“So in 1853, 12 flatbed cars full of people and sightseers got on the train in St. Louis and came out here 38 miles to Pacific,” says Harvey. “It wasn’t even called that yet, it was known as Franklin, Missouri.”
By 1859, the train to all points west was firmly established and Franklin soon changed its name to Pacific.
On this last day of June, Harvey’s hues are telling the history of Pacific.

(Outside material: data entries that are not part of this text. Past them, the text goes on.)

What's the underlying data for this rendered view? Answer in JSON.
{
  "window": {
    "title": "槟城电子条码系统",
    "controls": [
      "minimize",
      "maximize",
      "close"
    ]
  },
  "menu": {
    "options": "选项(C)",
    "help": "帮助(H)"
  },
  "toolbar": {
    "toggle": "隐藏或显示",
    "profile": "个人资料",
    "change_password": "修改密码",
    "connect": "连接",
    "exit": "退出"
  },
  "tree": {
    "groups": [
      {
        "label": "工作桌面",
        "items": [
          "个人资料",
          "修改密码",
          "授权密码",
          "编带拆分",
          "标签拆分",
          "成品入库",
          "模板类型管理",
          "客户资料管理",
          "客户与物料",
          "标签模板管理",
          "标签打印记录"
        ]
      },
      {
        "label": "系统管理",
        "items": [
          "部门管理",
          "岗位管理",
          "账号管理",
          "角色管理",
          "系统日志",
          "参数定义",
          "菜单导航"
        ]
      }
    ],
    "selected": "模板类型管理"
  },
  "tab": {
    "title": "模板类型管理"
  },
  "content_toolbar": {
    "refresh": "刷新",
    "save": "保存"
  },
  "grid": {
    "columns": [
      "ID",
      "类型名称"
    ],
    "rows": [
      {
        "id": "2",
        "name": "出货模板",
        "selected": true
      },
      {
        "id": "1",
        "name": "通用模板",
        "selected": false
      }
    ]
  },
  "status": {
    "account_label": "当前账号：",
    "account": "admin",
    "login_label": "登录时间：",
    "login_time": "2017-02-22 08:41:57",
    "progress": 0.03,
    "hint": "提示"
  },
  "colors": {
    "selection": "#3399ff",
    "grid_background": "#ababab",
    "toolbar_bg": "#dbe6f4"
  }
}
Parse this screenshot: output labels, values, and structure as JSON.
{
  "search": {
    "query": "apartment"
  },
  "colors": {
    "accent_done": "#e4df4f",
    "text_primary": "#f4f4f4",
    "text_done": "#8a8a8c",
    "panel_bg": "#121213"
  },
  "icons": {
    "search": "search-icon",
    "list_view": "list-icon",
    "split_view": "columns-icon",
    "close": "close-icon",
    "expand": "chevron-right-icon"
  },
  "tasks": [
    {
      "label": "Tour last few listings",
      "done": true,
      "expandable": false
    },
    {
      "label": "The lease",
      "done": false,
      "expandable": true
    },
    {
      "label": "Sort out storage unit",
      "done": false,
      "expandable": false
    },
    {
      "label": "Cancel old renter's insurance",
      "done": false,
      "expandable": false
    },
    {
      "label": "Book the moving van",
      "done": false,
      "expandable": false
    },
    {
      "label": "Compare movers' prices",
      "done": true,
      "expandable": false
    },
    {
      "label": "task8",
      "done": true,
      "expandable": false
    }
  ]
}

The painting along Route 66 is a glimpse into a time when the first train west of the Mississippi River arrived, in a painting entitled ‘The Day the Train Came to Town.’
And how the mural came to be, was the rain and flooding that hit Pacific in December and January.
“I wanted something here for this community to be able to celebrate,” says Cherie Francois, owner of Pacific Plaza. “Because it was incredibly difficult for this town and the people in this community to have their lives thrown upside down.”
Harvey’s painted more than 400 murals along the historic highway.
For the last few weeks, Harvey has been hard at work on the 26-foot wide mural. He imagines he’ll finish it next week, but like the sightseers on old Route 66, he’s taking his time with it.
“You just can’t imagine what a face or train might look like when it’s 12-feet tall until you get it up to 12-feet tall and then you see things that need to be done,” Harvey says. “Some things have to be lightened and darkened.”
“An artist doesn’t ever finish a painting; he just gives up on it. It gets to a point you call it a day.'